"(Times of India) Why India looks set to finally come out of the closet on Israel- 2016 is expected to be the breakout year for India’s relationship with Israel, when it is likely to finally come out of the closet.
• Shortly after Independence, Jawaharlal Nehru received a letter from Albert Einstein. It was a request, ahead of a crucial vote in the UN, for India’s support for a resolution proposing the partition of Palestine. It was one of India’s first foreign policy challenges, apart from Pakistan and apartheid.
• “Nehru answered that India could not support this and cited reasons of national interest. Perhaps he was influenced by India’s own experience of partition. He strongly favoured a federation of two states, with a special regime for Jerusalem for… 10 years, to be followed by a referendum,”.
• That set the template for India’s line on the Israel-Palestine conflict. It took about 45 years for Delhi to establish full diplomatic relations with Israel in 1992.
• The first fruits of this relationship were available during the Kargil war, when Israel provided prompt and generous help with technology and equipment supplies that proved critical in dislodging the Pakistani intruders.
• In 2000, Deputy Prime Minister L K Advani and External Affairs Minister Jaswant Singh visited Israel, the first Indian visits at that level since the establishment of ties eight years earlier. That same year, Jyoti Basu, then the tallest leader of the Left in India, and Najma Heptullah, the Deputy Chairperson of Rajya Sabha who was then with the opposition Congress, travelled to Israel.

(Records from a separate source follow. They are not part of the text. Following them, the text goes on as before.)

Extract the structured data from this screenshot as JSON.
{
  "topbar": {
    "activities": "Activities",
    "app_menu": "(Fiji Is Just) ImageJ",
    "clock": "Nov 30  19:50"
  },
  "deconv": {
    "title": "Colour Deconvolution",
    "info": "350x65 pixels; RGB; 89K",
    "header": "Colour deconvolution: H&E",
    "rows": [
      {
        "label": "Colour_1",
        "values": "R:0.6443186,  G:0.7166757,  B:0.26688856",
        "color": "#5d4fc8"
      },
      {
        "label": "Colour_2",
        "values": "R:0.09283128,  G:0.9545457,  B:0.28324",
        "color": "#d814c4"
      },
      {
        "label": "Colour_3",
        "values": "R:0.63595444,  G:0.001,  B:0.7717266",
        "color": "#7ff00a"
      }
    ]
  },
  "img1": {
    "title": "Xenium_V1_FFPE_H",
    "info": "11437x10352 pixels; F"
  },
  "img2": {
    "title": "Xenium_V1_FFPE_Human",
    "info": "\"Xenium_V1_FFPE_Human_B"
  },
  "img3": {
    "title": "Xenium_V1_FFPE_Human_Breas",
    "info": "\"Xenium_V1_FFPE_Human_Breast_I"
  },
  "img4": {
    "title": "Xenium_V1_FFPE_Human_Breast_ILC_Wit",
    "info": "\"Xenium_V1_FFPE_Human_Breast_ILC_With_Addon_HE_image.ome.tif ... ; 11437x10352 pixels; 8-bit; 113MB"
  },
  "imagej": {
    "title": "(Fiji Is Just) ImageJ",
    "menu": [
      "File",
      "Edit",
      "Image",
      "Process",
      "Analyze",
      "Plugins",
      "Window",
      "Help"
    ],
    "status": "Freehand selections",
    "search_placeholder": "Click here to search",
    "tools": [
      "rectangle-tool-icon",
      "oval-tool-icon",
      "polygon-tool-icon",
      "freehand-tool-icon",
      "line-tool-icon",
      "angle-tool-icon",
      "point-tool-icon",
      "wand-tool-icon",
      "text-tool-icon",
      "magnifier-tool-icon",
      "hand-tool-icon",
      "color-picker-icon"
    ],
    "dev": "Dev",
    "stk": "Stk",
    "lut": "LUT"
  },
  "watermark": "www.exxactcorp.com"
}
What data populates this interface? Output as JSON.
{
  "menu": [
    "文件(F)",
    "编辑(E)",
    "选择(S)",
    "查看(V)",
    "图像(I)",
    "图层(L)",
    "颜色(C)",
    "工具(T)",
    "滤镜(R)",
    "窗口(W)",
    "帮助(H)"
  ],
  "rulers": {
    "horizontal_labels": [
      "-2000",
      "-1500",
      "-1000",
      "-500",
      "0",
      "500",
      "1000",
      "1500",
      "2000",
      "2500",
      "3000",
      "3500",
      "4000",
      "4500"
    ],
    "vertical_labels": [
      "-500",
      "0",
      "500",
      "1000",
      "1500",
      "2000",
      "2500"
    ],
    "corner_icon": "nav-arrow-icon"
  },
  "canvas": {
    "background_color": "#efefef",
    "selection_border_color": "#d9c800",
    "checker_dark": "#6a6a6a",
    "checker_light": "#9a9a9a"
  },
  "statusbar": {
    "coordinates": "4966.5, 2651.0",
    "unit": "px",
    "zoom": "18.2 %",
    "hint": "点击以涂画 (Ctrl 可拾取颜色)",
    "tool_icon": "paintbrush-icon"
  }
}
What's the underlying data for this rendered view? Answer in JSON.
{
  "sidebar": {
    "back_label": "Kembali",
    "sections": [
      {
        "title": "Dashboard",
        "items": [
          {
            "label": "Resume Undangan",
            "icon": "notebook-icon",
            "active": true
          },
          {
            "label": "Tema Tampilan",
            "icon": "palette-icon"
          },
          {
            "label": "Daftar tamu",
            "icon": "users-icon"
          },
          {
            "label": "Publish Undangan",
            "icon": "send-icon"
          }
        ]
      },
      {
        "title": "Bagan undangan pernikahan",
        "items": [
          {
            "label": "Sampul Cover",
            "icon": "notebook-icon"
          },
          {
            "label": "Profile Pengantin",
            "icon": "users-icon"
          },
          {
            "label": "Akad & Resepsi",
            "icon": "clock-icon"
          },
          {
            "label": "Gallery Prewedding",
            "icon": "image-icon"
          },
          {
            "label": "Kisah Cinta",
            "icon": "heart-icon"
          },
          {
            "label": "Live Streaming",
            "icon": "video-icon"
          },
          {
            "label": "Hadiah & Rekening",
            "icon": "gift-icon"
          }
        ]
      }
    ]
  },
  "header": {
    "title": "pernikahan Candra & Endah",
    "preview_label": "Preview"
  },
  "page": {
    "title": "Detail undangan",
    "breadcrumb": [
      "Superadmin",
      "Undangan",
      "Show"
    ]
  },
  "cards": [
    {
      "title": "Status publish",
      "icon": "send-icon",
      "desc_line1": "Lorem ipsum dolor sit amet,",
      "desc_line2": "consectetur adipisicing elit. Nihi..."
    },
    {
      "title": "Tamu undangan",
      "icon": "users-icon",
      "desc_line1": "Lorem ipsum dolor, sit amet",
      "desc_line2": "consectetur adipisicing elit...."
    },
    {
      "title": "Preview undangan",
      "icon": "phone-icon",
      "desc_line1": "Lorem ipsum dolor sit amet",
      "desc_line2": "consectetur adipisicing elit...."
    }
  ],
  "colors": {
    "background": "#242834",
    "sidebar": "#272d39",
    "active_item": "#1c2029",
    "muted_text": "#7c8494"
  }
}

• Bilateral defence and security cooperation picked up after the 2000 visits, and in September 2003, Ariel Sharon became the first Prime Minister of Israel to visit India.
• Palestinian suicide bombers struck at two places in Tel Aviv while Sharon was in India, and he cut short the visit, skipping the scheduled Mumbai leg. Deputy Prime Minister Yosef Lapid told journalists in Delhi that the “very reason that brought us to India is responsible for the cutting short of the visit: Terror”.
• External Affairs Minister S M Krishna did visit Israel in 2012 — but the focus, publicly at least, was mostly on cooperation in science and technology, agriculture and commerce, not defence and security.
• The Narendra Modi government has brought the relationship out of the bag again, and public re-engagement on strategic areas has re-started.
• The Indian side’s calibrated position at the UN on the resolution condemning Israel, where New Delhi abstained, was a shift in India’s approach. However, with Palestine, even the NDA government understands the sensitivities involved. Thus, Modi met Palestinian President Mahmoud Abbas in September 2015 in New York. And in all public pronouncements, South Block has stressed India’s support to the Palestinian cause. This was reiterated not only during President Pranab Mukherjee’s visit to Palestine and Israel in October 2015, but also in the statements that India has made at the UN over the past year and a half.
• 2016 is expected to be the breakout year for India’s relationship with Israel, when it is likely to finally come out of the closet.
OTHER PRACTICE QUESTIONS